Other features include touch controls on the top of the unit to raise/lower the volume, as well as the ability to answer (incoming only) and end a phone call. LEDs on the unit indicate visually when a call is coming in, as well as your volume level. A headphone jack on the side lets you plug in headphones if you want to take a call private (or listen to music privately without attaching to your phone/tablet).

[GIFTS: Read about the audio products we tested with holidays]

Why it's cool: Mobile workers who use their phone's internal speakerphone for conference call will likely enjoy the improved audio quality from the P710e. The device features digital signal processing, sideband audio, acoustic echo cancellation and a noise-canceling microphone to improve audio on voice calls. A dynamic equalizer automatically switches sound quality depending on whether the user is listening to music or using their voice. Support for Microsoft Lync's UC platform, as well as Cisco's platform and Skype mean this will work with almost any VoIP environment.

Some caveats: At the upper volume levels the speaker does tend to crack a bit, but this is only a problem if you're using this as an audio entertainment speaker at a loud office party - for regular conference-calls, you likely won't notice.

Grade: 5 stars (out of five)

Shaw can be reached at kshaw@nww.com. Follow him on Twitter: @shawkeith

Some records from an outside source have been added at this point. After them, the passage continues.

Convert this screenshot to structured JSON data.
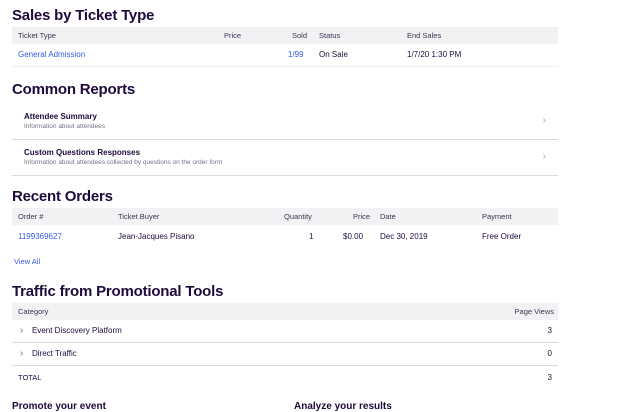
{
  "sales": {
    "title": "Sales by Ticket Type",
    "headers": {
      "ticket_type": "Ticket Type",
      "price": "Price",
      "sold": "Sold",
      "status": "Status",
      "end_sales": "End Sales"
    },
    "rows": [
      {
        "ticket_type": "General Admission",
        "price": "",
        "sold": "1/99",
        "status": "On Sale",
        "end_sales": "1/7/20 1:30 PM"
      }
    ]
  },
  "reports": {
    "title": "Common Reports",
    "items": [
      {
        "title": "Attendee Summary",
        "subtitle": "Information about attendees",
        "chevron": "›"
      },
      {
        "title": "Custom Questions Responses",
        "subtitle": "Information about attendees collected by questions on the order form",
        "chevron": "›"
      }
    ]
  },
  "orders": {
    "title": "Recent Orders",
    "headers": {
      "order": "Order #",
      "buyer": "Ticket Buyer",
      "quantity": "Quantity",
      "price": "Price",
      "date": "Date",
      "payment": "Payment"
    },
    "rows": [
      {
        "order": "1199369627",
        "buyer": "Jean-Jacques Pisano",
        "quantity": "1",
        "price": "$0.00",
        "date": "Dec 30, 2019",
        "payment": "Free Order"
      }
    ],
    "view_all": "View All"
  },
  "traffic": {
    "title": "Traffic from Promotional Tools",
    "headers": {
      "category": "Category",
      "page_views": "Page Views"
    },
    "rows": [
      {
        "chevron": "›",
        "category": "Event Discovery Platform",
        "views": "3"
      },
      {
        "chevron": "›",
        "category": "Direct Traffic",
        "views": "0"
      }
    ],
    "total": {
      "label": "TOTAL",
      "views": "3"
    }
  },
  "footer": {
    "promote": "Promote your event",
    "analyze": "Analyze your results"
  },
  "colors": {
    "link": "#3659e3",
    "heading": "#1e0a3c",
    "header_bg": "#f2f2f5"
  }
}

Join the discussion
Be the first to comment on this article. Our Commenting Policies